BY: Adam Gavriel
When you look in the mirror what do you see?
Do you see a successful; did whatever they could in life, no regrets man or woman staring back at you? Probably, if you’re human.
We grow up our whole lives with our mothers telling us how great we are. With significant others and spouses telling us we’re perfect and we have nothing we need to change about ourselves (most of the time…maybe).
Now if only your mother was the person who was doing the hiring at a firm, you’d get the job 100 times out of 100. Unfortunately (for all of us) this isn’t the case.
The hiring process is all about presentation.
Interning for Crossroads Consultingfor about 2 months now I have seen many resumes come through the job postings I have on the internet. Now I’m no expert as my resume, interview, and cover letter skills all come from a course I took at the University at Buffalo (MGG 300) but I know what is pleasing to the eye.
Flashy fonts, colors other than black, graphics are all unnecessary on a resume. Some of those may even make you come off as unprofessional to employers. If hiring managers had it their way, there would be one absolute set way to present yourself in a resume, unfortunately there isn’t. There are many ways to develop a successful resume, and it’s all about presenting yourself.
If you’ve been keeping up with the blog here on Out of Our Mind, you’ll know that we have blogged before about quick resume tips (see the Three R’s to Resume Writing).
Quick tips won’t solve everything.
What will solve everything is taking the time to let a professional look at your resume. Or if you’re not comfortable with that, hand your resume to a friend and see what they think. Ask them key questions like: How do you think I presented myself here? If you were a hiring manager, would you keep this resume?

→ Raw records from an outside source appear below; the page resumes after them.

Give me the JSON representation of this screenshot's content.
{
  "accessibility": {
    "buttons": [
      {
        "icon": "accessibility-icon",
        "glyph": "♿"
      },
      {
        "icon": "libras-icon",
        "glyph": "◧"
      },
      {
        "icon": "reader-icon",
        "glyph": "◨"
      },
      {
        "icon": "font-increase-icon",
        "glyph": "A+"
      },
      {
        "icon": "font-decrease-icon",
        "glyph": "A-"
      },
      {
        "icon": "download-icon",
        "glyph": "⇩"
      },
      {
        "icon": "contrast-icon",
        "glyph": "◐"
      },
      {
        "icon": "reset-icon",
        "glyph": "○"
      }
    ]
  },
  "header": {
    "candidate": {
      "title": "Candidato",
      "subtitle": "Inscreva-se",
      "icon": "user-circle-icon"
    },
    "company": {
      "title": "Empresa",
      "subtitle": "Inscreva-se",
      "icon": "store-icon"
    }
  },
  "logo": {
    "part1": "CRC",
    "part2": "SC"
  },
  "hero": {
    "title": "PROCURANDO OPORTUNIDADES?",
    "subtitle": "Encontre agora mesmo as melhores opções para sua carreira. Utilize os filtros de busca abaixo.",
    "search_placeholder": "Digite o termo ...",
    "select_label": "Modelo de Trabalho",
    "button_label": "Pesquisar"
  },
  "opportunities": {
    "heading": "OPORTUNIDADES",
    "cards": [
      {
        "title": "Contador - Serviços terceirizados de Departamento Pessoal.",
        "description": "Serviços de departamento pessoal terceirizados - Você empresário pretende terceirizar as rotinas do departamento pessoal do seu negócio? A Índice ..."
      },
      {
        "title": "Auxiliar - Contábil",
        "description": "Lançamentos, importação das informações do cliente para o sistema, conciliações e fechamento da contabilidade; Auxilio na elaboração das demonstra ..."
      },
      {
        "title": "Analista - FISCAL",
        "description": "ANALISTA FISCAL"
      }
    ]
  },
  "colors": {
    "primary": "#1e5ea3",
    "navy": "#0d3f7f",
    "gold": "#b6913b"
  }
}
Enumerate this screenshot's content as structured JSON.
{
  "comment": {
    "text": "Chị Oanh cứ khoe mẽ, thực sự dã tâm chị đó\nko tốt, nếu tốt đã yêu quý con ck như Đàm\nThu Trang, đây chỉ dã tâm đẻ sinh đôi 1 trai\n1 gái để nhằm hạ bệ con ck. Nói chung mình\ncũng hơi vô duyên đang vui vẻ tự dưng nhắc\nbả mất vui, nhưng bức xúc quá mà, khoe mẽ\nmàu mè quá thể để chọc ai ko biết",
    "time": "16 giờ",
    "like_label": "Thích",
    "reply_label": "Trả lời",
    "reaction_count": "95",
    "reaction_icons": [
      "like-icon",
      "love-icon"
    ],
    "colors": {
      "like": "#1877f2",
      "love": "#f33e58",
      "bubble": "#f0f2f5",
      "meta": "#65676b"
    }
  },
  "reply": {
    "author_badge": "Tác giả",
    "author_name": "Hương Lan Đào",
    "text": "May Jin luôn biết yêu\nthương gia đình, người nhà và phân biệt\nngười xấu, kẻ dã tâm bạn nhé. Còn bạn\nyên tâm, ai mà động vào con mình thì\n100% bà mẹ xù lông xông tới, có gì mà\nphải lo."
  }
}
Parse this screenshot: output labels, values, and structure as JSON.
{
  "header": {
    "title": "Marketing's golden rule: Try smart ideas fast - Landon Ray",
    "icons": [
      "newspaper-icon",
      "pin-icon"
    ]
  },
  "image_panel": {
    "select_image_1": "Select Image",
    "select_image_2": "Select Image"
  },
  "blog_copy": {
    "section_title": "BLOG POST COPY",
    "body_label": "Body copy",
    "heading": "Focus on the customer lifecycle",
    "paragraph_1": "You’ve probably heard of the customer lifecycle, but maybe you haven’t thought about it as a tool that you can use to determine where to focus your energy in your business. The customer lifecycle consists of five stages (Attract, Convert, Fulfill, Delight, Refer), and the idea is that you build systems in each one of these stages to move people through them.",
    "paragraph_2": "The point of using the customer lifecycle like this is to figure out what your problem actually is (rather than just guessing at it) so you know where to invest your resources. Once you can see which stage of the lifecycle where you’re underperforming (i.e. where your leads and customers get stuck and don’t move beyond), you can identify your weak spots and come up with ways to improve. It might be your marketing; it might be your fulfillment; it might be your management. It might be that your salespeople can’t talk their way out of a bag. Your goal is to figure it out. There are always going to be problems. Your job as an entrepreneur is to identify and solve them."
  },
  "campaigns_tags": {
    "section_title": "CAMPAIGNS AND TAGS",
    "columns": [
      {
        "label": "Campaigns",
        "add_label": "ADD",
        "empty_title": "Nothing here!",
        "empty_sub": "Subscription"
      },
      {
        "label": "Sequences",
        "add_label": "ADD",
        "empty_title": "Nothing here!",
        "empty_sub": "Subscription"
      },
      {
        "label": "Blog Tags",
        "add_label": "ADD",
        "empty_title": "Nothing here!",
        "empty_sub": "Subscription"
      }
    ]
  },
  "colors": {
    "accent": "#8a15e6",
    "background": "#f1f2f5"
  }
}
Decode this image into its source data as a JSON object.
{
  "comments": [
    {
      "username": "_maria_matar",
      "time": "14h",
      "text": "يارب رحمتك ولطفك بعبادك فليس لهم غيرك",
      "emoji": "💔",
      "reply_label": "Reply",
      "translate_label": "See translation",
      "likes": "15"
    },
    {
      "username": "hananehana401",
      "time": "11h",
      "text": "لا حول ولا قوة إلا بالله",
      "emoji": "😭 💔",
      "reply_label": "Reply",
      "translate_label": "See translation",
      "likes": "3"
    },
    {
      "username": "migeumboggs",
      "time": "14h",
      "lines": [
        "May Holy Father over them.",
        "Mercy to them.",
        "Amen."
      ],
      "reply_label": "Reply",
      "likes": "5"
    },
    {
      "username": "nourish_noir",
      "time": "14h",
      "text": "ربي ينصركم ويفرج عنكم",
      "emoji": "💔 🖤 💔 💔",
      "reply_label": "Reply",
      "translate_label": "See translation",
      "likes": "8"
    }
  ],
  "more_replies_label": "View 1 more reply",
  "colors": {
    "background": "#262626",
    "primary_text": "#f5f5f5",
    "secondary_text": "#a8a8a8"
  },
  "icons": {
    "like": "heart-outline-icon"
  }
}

What many lose sight of in their plight to perfect their resume is the fact that it’s not all about the resume. The resume is just the gateway, only used by employers to judge who gets an interview. Why would an employer give an interview to someone who can’t present themselves well?